Adenike Adebiyi, External Affairs Intern, Money and Mental Health.
Introducing: Adenike Adebiyi
12 February 2019
Growing up, I heard much about the importance of our mental life. At home, at church and at school, I learnt the mind was valuable for everything from spirituality and ethics to education and intelligence. So much about the life of the mind, rarely ever about the health of the mind, both of which are crucially interdependent. It wasn’t until I experienced depression and anxiety myself at university, that I realised how terribly undervalued mental health was, both personally and socially.
Fast forward a few years later, I’m in my third week at the Money and Mental Health Policy Institute as an External Affairs intern, and I couldn’t imagine a more apt organisation to begin my professional career with!
My money and mental health

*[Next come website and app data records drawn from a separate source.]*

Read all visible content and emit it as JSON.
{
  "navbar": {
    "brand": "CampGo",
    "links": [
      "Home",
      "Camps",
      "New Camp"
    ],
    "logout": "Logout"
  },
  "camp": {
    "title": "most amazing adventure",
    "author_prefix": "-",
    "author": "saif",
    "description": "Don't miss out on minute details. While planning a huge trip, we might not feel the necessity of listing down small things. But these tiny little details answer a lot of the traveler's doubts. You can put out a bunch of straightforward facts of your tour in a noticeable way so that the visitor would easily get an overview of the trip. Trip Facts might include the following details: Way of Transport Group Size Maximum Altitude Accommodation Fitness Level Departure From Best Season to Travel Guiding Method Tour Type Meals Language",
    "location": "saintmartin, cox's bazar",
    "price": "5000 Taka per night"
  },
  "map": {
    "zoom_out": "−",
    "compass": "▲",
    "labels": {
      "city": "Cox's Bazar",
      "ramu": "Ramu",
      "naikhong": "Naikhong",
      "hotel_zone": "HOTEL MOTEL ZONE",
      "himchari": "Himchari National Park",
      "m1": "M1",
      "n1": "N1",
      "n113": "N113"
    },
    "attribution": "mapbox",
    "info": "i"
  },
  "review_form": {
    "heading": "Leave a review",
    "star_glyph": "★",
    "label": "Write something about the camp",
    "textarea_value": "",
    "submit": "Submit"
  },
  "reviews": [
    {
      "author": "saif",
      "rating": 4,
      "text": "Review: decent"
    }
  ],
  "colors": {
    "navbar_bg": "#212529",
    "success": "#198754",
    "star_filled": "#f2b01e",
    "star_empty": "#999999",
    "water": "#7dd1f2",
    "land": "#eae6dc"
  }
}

Interrupting my university studies to pursue recovery was one of the most difficult and yet necessary decisions I’ve had to make in my life. At the beginning of my year out, I struggled to secure a full-time job because of depression, but not being able to find work made me even more depressed. And when I eventually secured work, I was so overdrawn financially and emotionally at one point that I had to call in sick. I was “too ill to work, too broke not to” (to borrow the name of a recent Money and Mental Health report).
Looking back, I couldn’t have overcome depression without the support of my church, friends and family. But I also have my university to thank for signposting me to helpful tools and resources, from cognitive behavioural therapy, to group workshops on ‘challenging unhelpful thinking habits’. Even exam season was made less daunting when I attended morning ‘calm your brain and have a croissant’ sessions for some yummy mindfulness! I also had a go at using MUSE headphones with mindfulness meditations on the Headspace app. In light of the recent wave of headlines on the harmful effects of technology and social media, it’s refreshing to see how it can be used for good.

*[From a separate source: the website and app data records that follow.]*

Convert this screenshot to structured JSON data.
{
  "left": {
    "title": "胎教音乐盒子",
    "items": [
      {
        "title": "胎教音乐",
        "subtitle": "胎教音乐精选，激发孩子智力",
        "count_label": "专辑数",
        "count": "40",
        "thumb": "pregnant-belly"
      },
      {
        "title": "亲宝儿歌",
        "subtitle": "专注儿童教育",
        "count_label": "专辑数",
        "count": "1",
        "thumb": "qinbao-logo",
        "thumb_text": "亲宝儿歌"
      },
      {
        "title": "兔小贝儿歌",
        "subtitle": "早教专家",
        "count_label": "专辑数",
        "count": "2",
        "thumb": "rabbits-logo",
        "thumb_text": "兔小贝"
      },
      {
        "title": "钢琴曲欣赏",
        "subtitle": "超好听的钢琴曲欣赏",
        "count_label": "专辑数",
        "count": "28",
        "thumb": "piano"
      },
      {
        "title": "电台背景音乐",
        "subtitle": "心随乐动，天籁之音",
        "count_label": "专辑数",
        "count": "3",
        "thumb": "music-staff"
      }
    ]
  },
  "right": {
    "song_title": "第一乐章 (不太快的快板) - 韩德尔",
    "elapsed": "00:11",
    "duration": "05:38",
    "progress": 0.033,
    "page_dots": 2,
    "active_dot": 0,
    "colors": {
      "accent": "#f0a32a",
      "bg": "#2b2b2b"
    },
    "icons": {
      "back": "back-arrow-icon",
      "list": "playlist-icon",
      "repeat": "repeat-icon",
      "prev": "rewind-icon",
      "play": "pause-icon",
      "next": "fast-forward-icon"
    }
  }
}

The more sessions and workshops on mental health I attended, the more I came to actually believe the well intended “you’re not alone” cliche often quoted during times when the opposite feels true. The most profound of these realisations came when I saw university teaching staff attending some of those workshops, too. It was then that I saw that mental health problems are more common than our social silence about them in the past might suggest. I’ve also since had people open up to me about their mental health and related financial struggles, so it’s not a ‘they/them’ issue, it’s an ‘us/all’ issue.
Making systemic change
What excites me most about joining Money and Mental Health is the charity’s commitment to addressing the link between both issues at a systemic level, which resonates deeply with my appetite for social justice. Business does not have to be business as usual where it proves detrimental to wellbeing. Fixing flawed social frameworks helps individuals within them to flourish.
Changing the status quo at policy level is no small task, which explains why I’ve done so much in the few weeks I’ve been here that it feels as if it’s been longer (in a good way, of course)! In my first week, I was doing everything from updating the team on the latest headlines, to meeting with MPs in Portcullis House (so fancy) and discussing the next steps in our Stop the Debt Threats campaign. I also found myself sitting next to the Chairman of the Financial Conduct Authority at our recent event about using personal financial data to help people with mental health problems, and chatting to financial services and health professionals about the challenges and opportunities that this poses. Fascinating stuff!
So far, I’ve been warmed by the level of dedication the team bring to their work at Money and Mental Health. Every day I come into work, I’m reminded that there is help and there is hope for everyone struggling with mental health and finances. And I’m excited to contribute to Money and Mental Health’s efforts to help more people come to believe this too!